It’s called Veterans Day south of the border and Remembrance Day in Canada and in other nations in the British Commonwealth and elsewhere around the world.
For the first time in a dozen years, Nov. 11 comes with no significant number of Canadian soldiers deployed on a mission overseas, either in a combat, training or peace-keeping role.
The last of the nearly 1,000 Canadian troops assigned since 2009 to the United Nations-led mission to train Afghan security forces will be returning home in the next few weeks.
Apart from that, according to government statistics, small numbers of Canadian military personnel are deployed on UN missions around the world, from Haiti (39), to Mali (40), the Sinai Peninsula (28) and Kosovo (5). A Royal Canadian Navy ship is on anti-terrorist patrol in the Arabian Sea with a crew of 250.
Back on home soil, Canadian troops are involved regularly in marine operations, including search and rescue, and in time of civic disasters, such as the massive flooding that struck Calgary back in June, where some 2,200 soldiers came to the rescue.
With the withdrawal from Afghanistan, Canada’s first real combat mission since Korea, and the seemingly extreme reluctance of western forces to get involved in further “boots on the ground” missions around the planet, the federal government has launched a revamp of army operations called Defence Renewal.
Spending on Canadian Forces is the largest single item in the federal budget (as it is in the United States and pretty well all industrialized nations), some $18 billion.
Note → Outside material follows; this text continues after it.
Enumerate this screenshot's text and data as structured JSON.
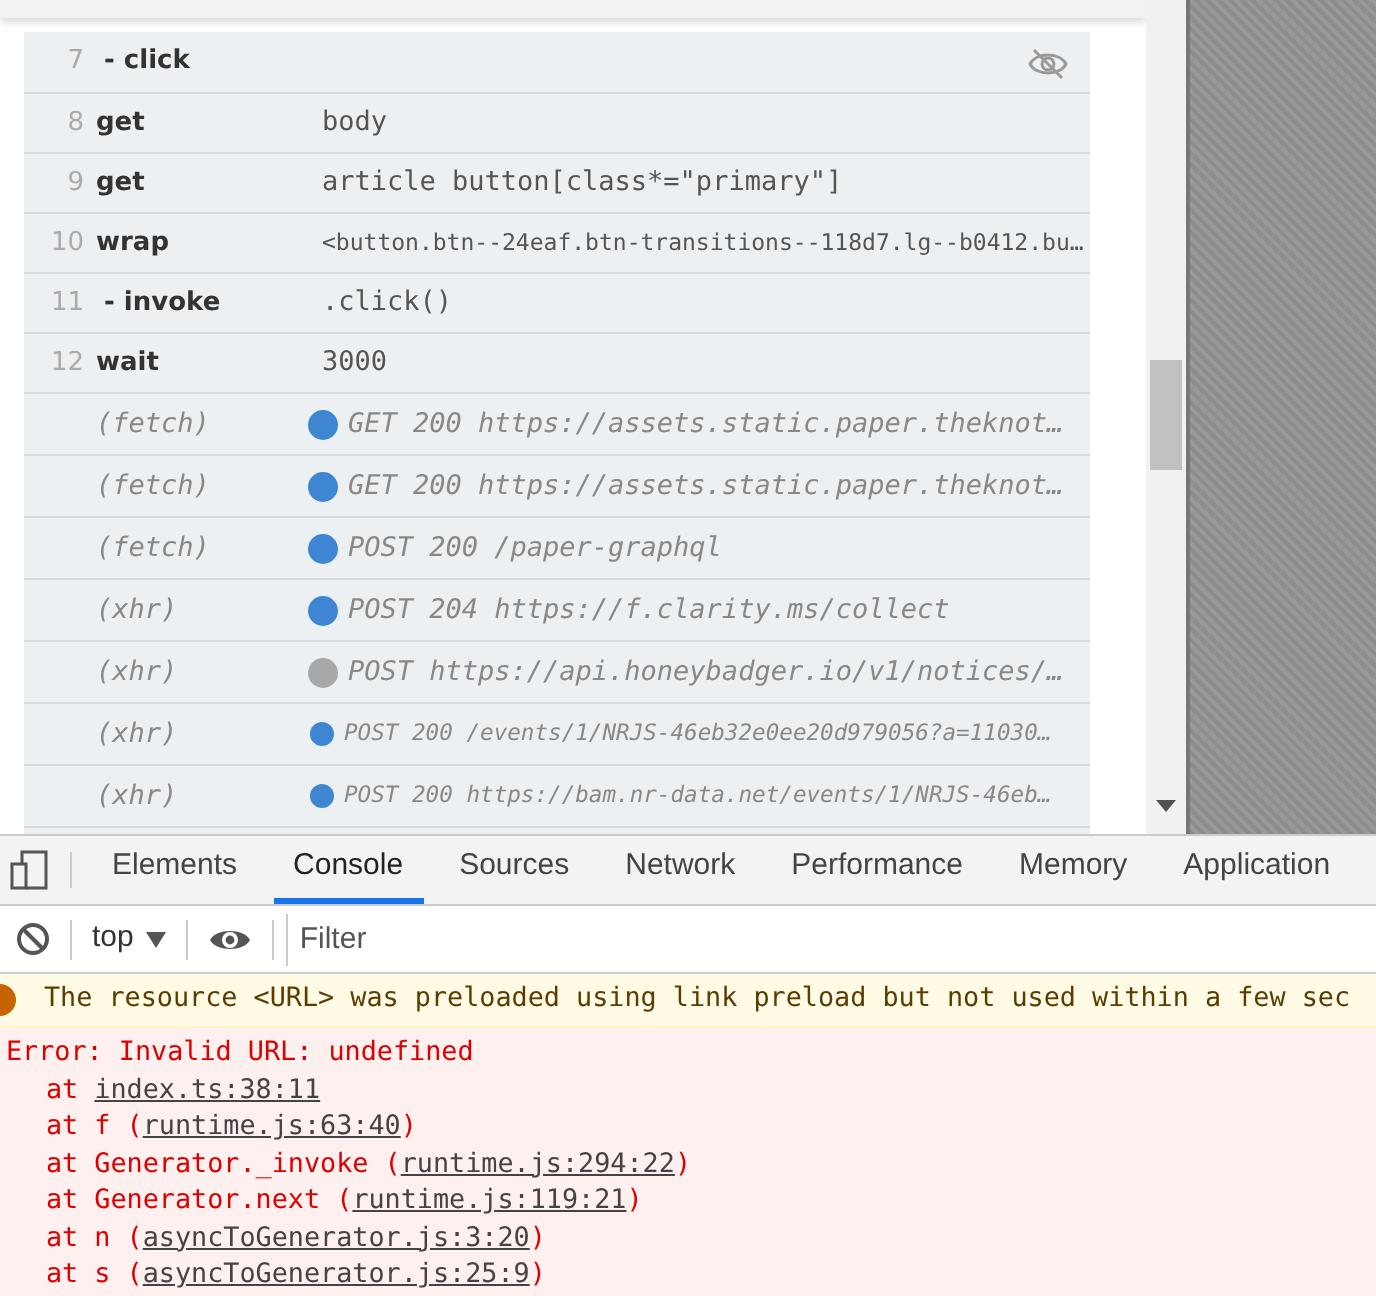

It’s spent on 68,000 personnel in uniform, plus about 25,000 civil servants.
What’s more, the federal government is committed to huge expenditures on new fleets of fighter jets, helicopters and ships to replace the current inventory of aging machines. This summer, for example, retired and active personnel got together for a big celebration to mark the 50th anniversary of the acquisition of the Sea King navy choppers.